Beside the Well
A well in Togo supplies physical and spiritual blessings.
Can you imagine life without clean water? In the United States, one person uses an average of 80–100 gallons per day. We use it for bathing, laundry, cooking, cleaning, watering our gardens and most importantly, drinking. God is so good to have created one of Earth’s most remarkable resources—one of the most precious assets we have. Without water, life could not exist. Perhaps that is why God created water before He made plants, animals and humanity!
When I visited Togo, West Africa some time back, I couldn’t help but feel sympathy for the people in Lassa, a village in the northern part of this small country. The women had to haul water for their families more than a half a mile, and sometimes even further when the hand dug well in the village went dry. This well was very dirty, and from the odors ascending from its mouth, you could tell it had bacteria growing in it. Wells in Togo tend to be shallow, dug at the same depth as the latrines. Many people become sick from cross contamination and some even die from the water that is supposed to keep them alive.
Jesus likened the work of the Holy Spirit to a fountain of water within us. “He that believeth on Me, as the scripture hath said, out of his belly shall flow rivers of living water. But this spake He of the Spirit, which they that believe on Him should receive.” John 7:38, 39. The soul’s longing after God is likened to thirst: “My soul thirsteth for Thee, . . . in a dry and thirsty land, where no water is.” Psalm 63:1. And of course, it was next to a well that Jesus offered the Samaritan woman “living water.” John 4:6–14.
Today, the gospel is being preached beside a brand new well in Lassa, Togo. A church in Sandy, Oregon donated the money to help drill a well in some desolate village, and thanks to my time in Togo, I knew just the place where a well could be a blessing.
The poor of this village now have access to clean drinking water that has been government tested to be free from contaminates. However, providing clean, safe drinking water wasn’t the only objective of the well-drilling project; we also wanted to bring souls to the Lord by sharing the “water of life” with them. Physical thirst could be quenched at the well, but the thirsty would also be given an invitation to drink at the well that will never run dry. The well was purposely drilled next to a small Seventh-day Adventist church so that people would become familiar with who Seventh-day Adventists are and come in contact with church members!

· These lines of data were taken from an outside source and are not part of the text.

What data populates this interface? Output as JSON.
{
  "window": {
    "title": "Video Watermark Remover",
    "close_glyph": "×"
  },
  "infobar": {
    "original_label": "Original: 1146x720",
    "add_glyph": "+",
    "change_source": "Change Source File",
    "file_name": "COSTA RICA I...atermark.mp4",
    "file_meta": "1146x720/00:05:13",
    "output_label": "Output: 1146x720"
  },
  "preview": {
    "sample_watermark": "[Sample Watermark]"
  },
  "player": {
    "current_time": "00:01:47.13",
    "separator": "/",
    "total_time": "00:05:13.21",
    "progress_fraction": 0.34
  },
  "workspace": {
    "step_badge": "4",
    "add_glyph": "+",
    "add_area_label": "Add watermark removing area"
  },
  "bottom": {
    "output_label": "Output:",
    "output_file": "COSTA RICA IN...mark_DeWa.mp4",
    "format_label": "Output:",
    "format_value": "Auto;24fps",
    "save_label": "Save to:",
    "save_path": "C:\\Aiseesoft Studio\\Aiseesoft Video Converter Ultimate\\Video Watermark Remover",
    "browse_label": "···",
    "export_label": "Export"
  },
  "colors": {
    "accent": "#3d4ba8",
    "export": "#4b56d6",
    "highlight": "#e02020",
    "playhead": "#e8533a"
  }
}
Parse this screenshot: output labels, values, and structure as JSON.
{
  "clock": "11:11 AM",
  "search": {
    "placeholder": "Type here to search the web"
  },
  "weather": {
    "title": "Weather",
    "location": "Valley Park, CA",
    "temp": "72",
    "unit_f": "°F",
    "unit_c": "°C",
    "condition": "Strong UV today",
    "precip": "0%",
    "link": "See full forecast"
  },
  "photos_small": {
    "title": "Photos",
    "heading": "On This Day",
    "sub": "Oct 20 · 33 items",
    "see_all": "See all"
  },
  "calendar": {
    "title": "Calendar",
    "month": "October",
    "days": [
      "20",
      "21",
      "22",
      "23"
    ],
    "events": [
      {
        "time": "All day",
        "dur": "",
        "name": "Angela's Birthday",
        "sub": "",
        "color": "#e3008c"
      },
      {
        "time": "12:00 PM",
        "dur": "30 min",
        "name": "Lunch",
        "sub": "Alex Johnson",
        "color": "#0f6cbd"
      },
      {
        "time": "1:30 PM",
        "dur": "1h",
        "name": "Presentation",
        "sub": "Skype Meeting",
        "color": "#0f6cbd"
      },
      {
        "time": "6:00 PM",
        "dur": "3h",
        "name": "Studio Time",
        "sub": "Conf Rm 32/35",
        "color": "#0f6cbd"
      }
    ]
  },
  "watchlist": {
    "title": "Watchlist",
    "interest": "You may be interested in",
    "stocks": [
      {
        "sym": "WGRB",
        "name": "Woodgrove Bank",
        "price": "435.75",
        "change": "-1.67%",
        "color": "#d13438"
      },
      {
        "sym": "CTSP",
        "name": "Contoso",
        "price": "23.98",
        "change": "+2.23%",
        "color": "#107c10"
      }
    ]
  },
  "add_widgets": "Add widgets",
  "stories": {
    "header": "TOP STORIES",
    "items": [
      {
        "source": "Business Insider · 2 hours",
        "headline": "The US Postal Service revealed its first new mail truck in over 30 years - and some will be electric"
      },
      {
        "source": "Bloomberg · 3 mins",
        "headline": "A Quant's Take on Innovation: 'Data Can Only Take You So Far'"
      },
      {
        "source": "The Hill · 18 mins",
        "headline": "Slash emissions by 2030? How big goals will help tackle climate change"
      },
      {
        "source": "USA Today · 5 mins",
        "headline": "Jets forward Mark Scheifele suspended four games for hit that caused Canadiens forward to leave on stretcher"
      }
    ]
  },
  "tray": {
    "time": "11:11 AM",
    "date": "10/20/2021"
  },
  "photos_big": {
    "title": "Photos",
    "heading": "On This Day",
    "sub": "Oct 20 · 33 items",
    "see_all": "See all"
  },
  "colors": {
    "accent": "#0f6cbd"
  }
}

As soon as the well in Lassa was completed, girls, boys and mothers with babies strapped to their backs lined up to fill their containers. People came from far and near to share in the blessing. That’s when the local pastor’s work at the well began! While the villagers wait to fill to their containers, the pastor will be preaching to the people. When they have completed their task, they will be provided literature to take home and learn about God’s last warning message to Earth. These dear, spiritually thirsty souls will hear the words of life! We can hardly wait to see how God will bring souls to the truth through the preaching beside the well.
Mike Bauler is the director of Mission Projects International. email@example.com
HOW YOU CAN HELP
Pray for this new project! Ask God to bring souls to the truth through the preaching beside the well.
Donate. You can support the work in Togo by sending your donation to Mission Projects International marked “Togo,” “Togo workers,” “Togo literature,” or “Togo churches.”
A big thank you to the church in Sandy, Oregon for donating the money to drill the well for this new project. Thank you also to each of you who have supported the work in Togo over the years! God bless you.